A report released today by the Center for State Policy Analysis (cSPA) at Tufts University’s Tisch College describes a range of evidence-based options for fixing Massachusetts’ troubled unemployment insurance (UI) system.
Throughout the COVID-19 crisis, unemployment insurance has provided much-needed income to laid-off workers and bolstered the state’s economic recovery. However, because Massachusetts didn’t set aside enough money to cover these benefits when economic times were good, it has borrowed over $2 billion from the federal government-a substantial debt that will ultimately need to be repaid by Massachusetts businesses.
Without some fundamental fixes to the state’s unemployment insurance program, it will be hard to break this cycle of underfunding and costly borrowing.
Findings from the report include:
- Without legislative action, UI tax rates on employers are set to increase this year. Now may not be the optimal time to raise rates, given the ongoing struggles of many Massachusetts businesses.
- A short-term freeze in UI tax rates could be paired with longer term reforms aimed at building up reserves during good economic times, such as automatic tax increases when unemployment is low.
- While unemployment benefits are designed to keep up with wages, taxes are not; over time the needs of the system tend to outstrip contributions. Technical fixes could make a big difference, including indexing the taxable wage base-a shift that would also limit the degree to which small, low-wage businesses subsidize large ones.
- Adding a tax on employees – as is done for Social Security and Medicare – could generate much-needed funding.
- Massachusetts offers some UI benefits that seem out of line with the rest of the nation. For instance, Massachusetts is the only state that provides support for more than 26 weeks, and its system is open to workers with relatively little recent work history. Despite these provisions, typical benefits in Massachusetts follow the broad rule of thumb that unemployment insurance should replace about half of lost wages.
- Businesses with a history of layoffs pay higher UI tax rates. However, the maximum tax rates may still be too low to ensure that all businesses really pay their fair share.
“Swift action is needed to address the debt Massachusetts has accrued,” said Evan Horowitz, executive director of cSPA. “But now is also a good time for broader fixes, so that the state doesn’t keep falling into this same hole. And since unemployment insurance is a state-federal partnership, there’s lots of research and experimentation around the country that can guide the Commonwealth towards a better-functioning program.”

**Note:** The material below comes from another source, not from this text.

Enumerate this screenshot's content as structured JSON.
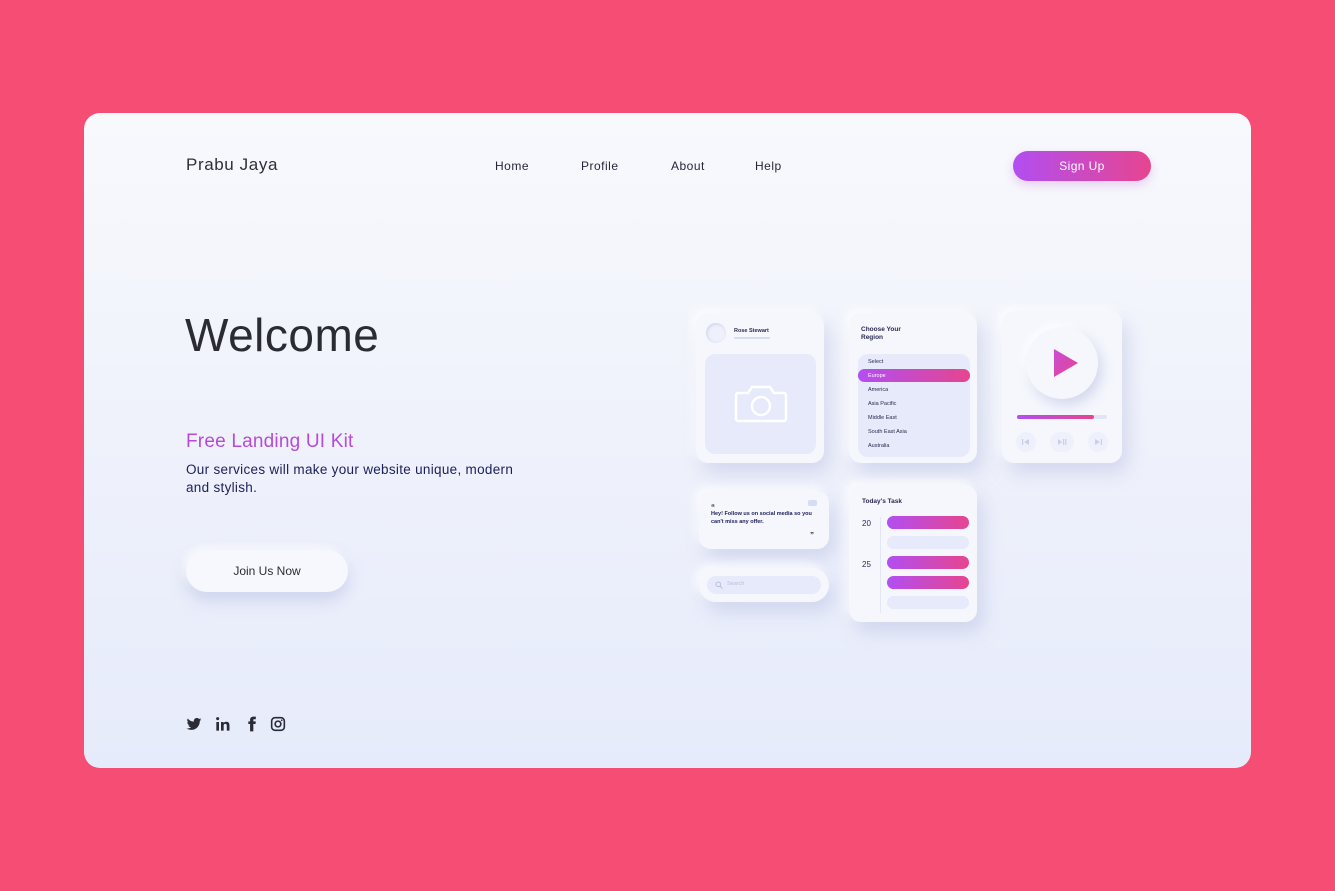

cSPA provides expert, nonpartisan analysis of legislative proposals and ballot questions in Massachusetts. It is governed by Tufts University and guided by a bipartisan advisory group. cSPA is largely funded by Tisch College; it also has a diverse group of smaller funding sources from across the political spectrum. These funders have no involvement in cSPA’s research.